  • If further information is required the CSA contact the relevant party (the complainant or the member company).
  • After a full review, the CSA provides a formal response to the complainant


If you remain unhappy with the outcome of the complaint, you may have justification to escalate the matter to our our head of compliance, Claire Aynsley,


Please note: The CSA can only intervene when;

  • a member company is in breach of the Code.
  • the company is a member of the CSA (we cannot act when the complaint is about the client of a member company, a bank or building society for example).
  • the information supplied by a member company appears from the facts to be incorrect.

Methods of Contact



Credit Services Association

Complaints Department

2 Esh Plaza

Sir Bobby Robson Way


NE13 9BA


Why the CSA need a signed copy of your complaint




Blog: ITV Tonight programme on problem debt: Debt collection agencies can help too

Claire Aynsley is Head of Regulatory and Compliance Standards at the Credit Services Association. Since joining the organisation over 10 years ago, her dedication and passion for the industry have greatly enhanced the status of the Association, forging strong relationships with regulatory bodies and other industry stakeholders to ensure we are at the forefront of any regulatory and legislative changes.


Last week’s ITV Tonight programme ‘Buy Today, Pay Tomorrow’ looked at the more than two and a half million Britons in serious debt, only half of which are getting help.

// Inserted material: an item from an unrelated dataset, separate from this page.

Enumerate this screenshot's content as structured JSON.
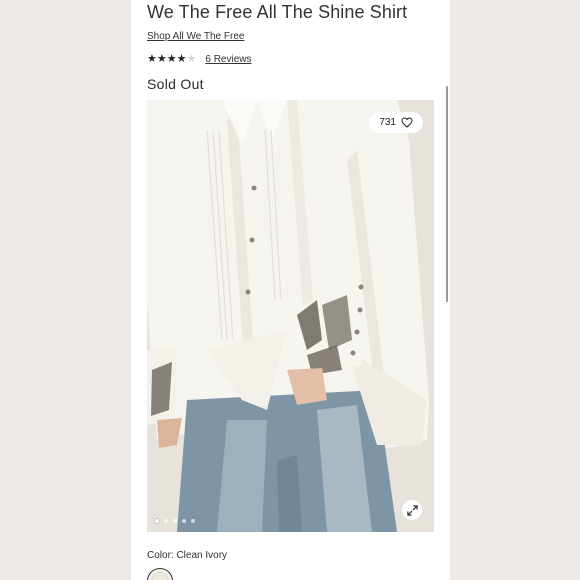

Consumer Action Group, StepChange and Payplan were mentioned as sources of support with the recognition that there is still a stigma attached to admitting being in debt and that many are simply ignoring the problem.

Debt collection agencies were mentioned in the programme but only in terms of the correspondence that they were sending, much of which was being ignored. Both we (the Credit Services Association) as the UK trade body for the debt collection sector, and our members signpost to help from debt charities like StepChange when it is needed, but most people don’t realise that debt collection agencies are there to help as well.

The consumer credit market is now so heavily regulated by the Financial Conduct Authority (FCA) and debt collection agencies have to meet such high standards through our Code of Practice, that there is no question about the fact that it is not in their interests not to do the right thing by the customer. It is part of their obligation and there’s a clear business case for focusing on positive customer outcomes. Part of that outcome might come in the form of additional support from a debt charity or consumer group, but support can also come from the debt collection agency itself.

The key advice given in the programme was not to ignore the problem and to seek help with both getting out of debt and budgeting more effectively to avoid future debt problems, but help can come in many forms and it is important to respond to debt collection agency’s correspondence, even if you think they have the wrong information, so that they can help solve the issue.

Whilst many are calling for more ‘breathing space’ for those that are struggling to make repayments, it’s also important to remember that the quicker financial difficulties are resolved and a plan is put in place, the less strain there is on the customer.

Debt collection professionals are now highly trained in helping customers resolve their debt issues in their best interests, and are required to have strong emotional intelligence and empathy skills. Where they can’t resolve a customer’s problem, they are aware of and can signpost to the best form of help.

We are working as an industry to continue to build close links with the debt/money advice sector and think that more could be done to communicate to consumers that, in most cases, debt collection agencies are there to help. Where bad practice does occur, this should be flagged up and dealt with. We are raising standards but we also need to raise awareness.